OPL VIEW of a null string will crash the machine. Also DISP(0,"string")
If part of a password is typed on entry to a notepad and then left
to time out - it beeps and clears the password, then prompts for the
If memory is full and a notepad is attempted to be entered, OUT OF
MEMORY is displayed the first time but the 2nd time a new notepad is
"Load..." is displayed without clearing the screen on entry to the
In the DIARY "nn entries shortened" says 10 when there is 100 etc.
In WORLD "The Hague" is shown as "The Hage"
Alarms go off accurate to within 1 minute only. They should be exact.
If part of an OPL procedure or NOTEPAD is received with COMMS-LINK
and the connection is broken, the machine may crash.
A bootable pack created on the DEVELOPER runs OK in 2-line mode but
if CommsLink is present as well, it runs in 4-line mode.
There is a chance of getting a garbage ALARM going off during RESET.
There are some errors in the GERMAN text.
Calling OPL EDIT with an 80 character prompt, e.g. AT 20,4 :PRINT
"X": :EDIT A$ does not work correctly.
Released on: 24th April 1989
If a "workday" alarm is set for the Friday before the end of a month
whose last day falls on a Saturday or Sunday, some corruption may occur
when the alarm goes off or if you attempt to set an alarm on the Saturday
or Sunday following the Friday.
On version V4.2 you will get a DEVICE MISSING error but on V4.3 it will
appear to be OK. In both versions there may be corruption and there
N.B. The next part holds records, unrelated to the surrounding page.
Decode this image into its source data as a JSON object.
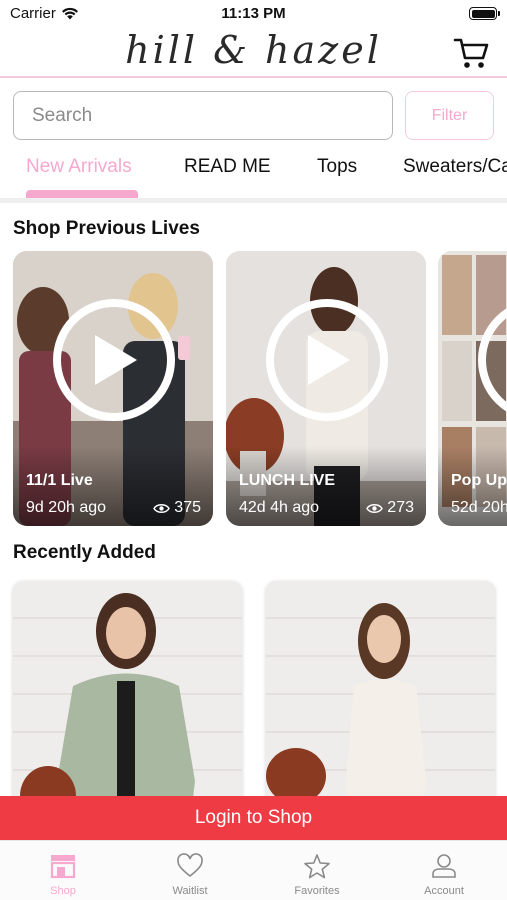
{
  "status": {
    "carrier": "Carrier",
    "time": "11:13 PM"
  },
  "header": {
    "logo": "hill & hazel",
    "cart_icon": "cart-icon"
  },
  "search": {
    "placeholder": "Search",
    "filter_label": "Filter"
  },
  "tabs": [
    {
      "label": "New Arrivals",
      "active": true
    },
    {
      "label": "READ ME",
      "active": false
    },
    {
      "label": "Tops",
      "active": false
    },
    {
      "label": "Sweaters/Ca",
      "active": false
    }
  ],
  "sections": {
    "previous_lives": "Shop Previous Lives",
    "recently_added": "Recently Added"
  },
  "lives": [
    {
      "title": "11/1 Live",
      "ago": "9d 20h ago",
      "views": "375"
    },
    {
      "title": "LUNCH LIVE",
      "ago": "42d 4h ago",
      "views": "273"
    },
    {
      "title": "Pop Up",
      "ago": "52d 20h",
      "views": ""
    }
  ],
  "login": {
    "label": "Login to Shop"
  },
  "nav": [
    {
      "label": "Shop",
      "icon": "shop-icon",
      "active": true
    },
    {
      "label": "Waitlist",
      "icon": "heart-icon",
      "active": false
    },
    {
      "label": "Favorites",
      "icon": "star-icon",
      "active": false
    },
    {
      "label": "Account",
      "icon": "account-icon",
      "active": false
    }
  ],
  "colors": {
    "accent_pink": "#f7a8cf",
    "login_red": "#ee3b44",
    "divider_pink": "#f3c9de"
  }
}
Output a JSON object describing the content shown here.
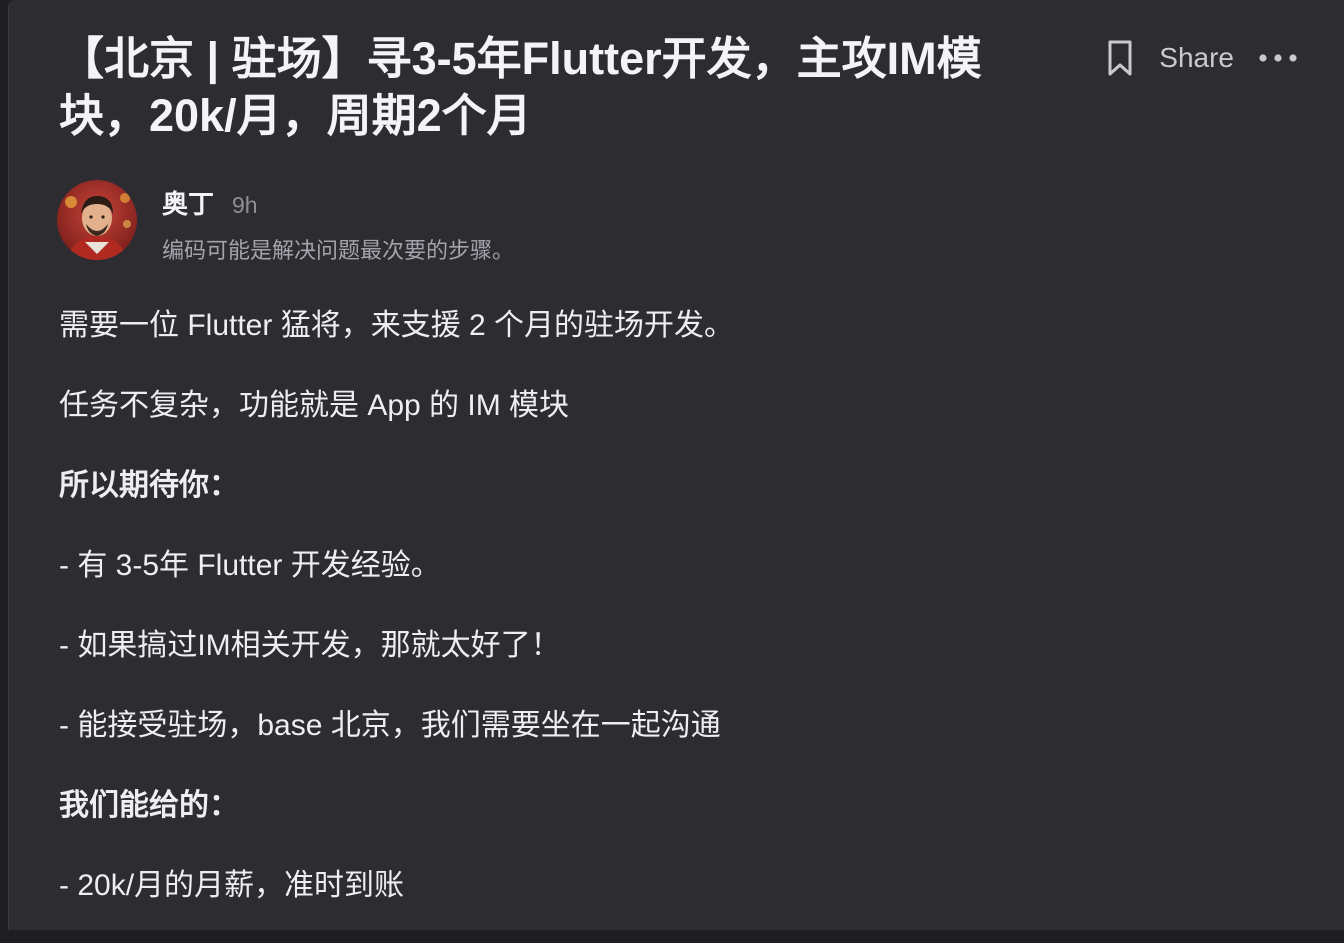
{
  "post": {
    "title": "【北京 | 驻场】寻3-5年Flutter开发，主攻IM模块，20k/月，周期2个月"
  },
  "actions": {
    "bookmark_icon": "bookmark-icon",
    "share_label": "Share",
    "more_icon": "more-icon"
  },
  "author": {
    "name": "奥丁",
    "time": "9h",
    "bio": "编码可能是解决问题最次要的步骤。"
  },
  "body": {
    "paragraphs": [
      {
        "text": "需要一位 Flutter 猛将，来支援 2 个月的驻场开发。",
        "bold": false
      },
      {
        "text": "任务不复杂，功能就是 App 的 IM 模块",
        "bold": false
      },
      {
        "text": "所以期待你：",
        "bold": true
      },
      {
        "text": "- 有 3-5年 Flutter 开发经验。",
        "bold": false
      },
      {
        "text": "- 如果搞过IM相关开发，那就太好了！",
        "bold": false
      },
      {
        "text": "- 能接受驻场，base 北京，我们需要坐在一起沟通",
        "bold": false
      },
      {
        "text": "我们能给的：",
        "bold": true
      },
      {
        "text": "- 20k/月的月薪，准时到账",
        "bold": false
      }
    ]
  },
  "colors": {
    "background": "#2c2c31",
    "text": "#eeeef1",
    "muted": "#8e8e96"
  }
}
may be a possibility of the machine TRAP'ing.
The dates it will occur on are as follows: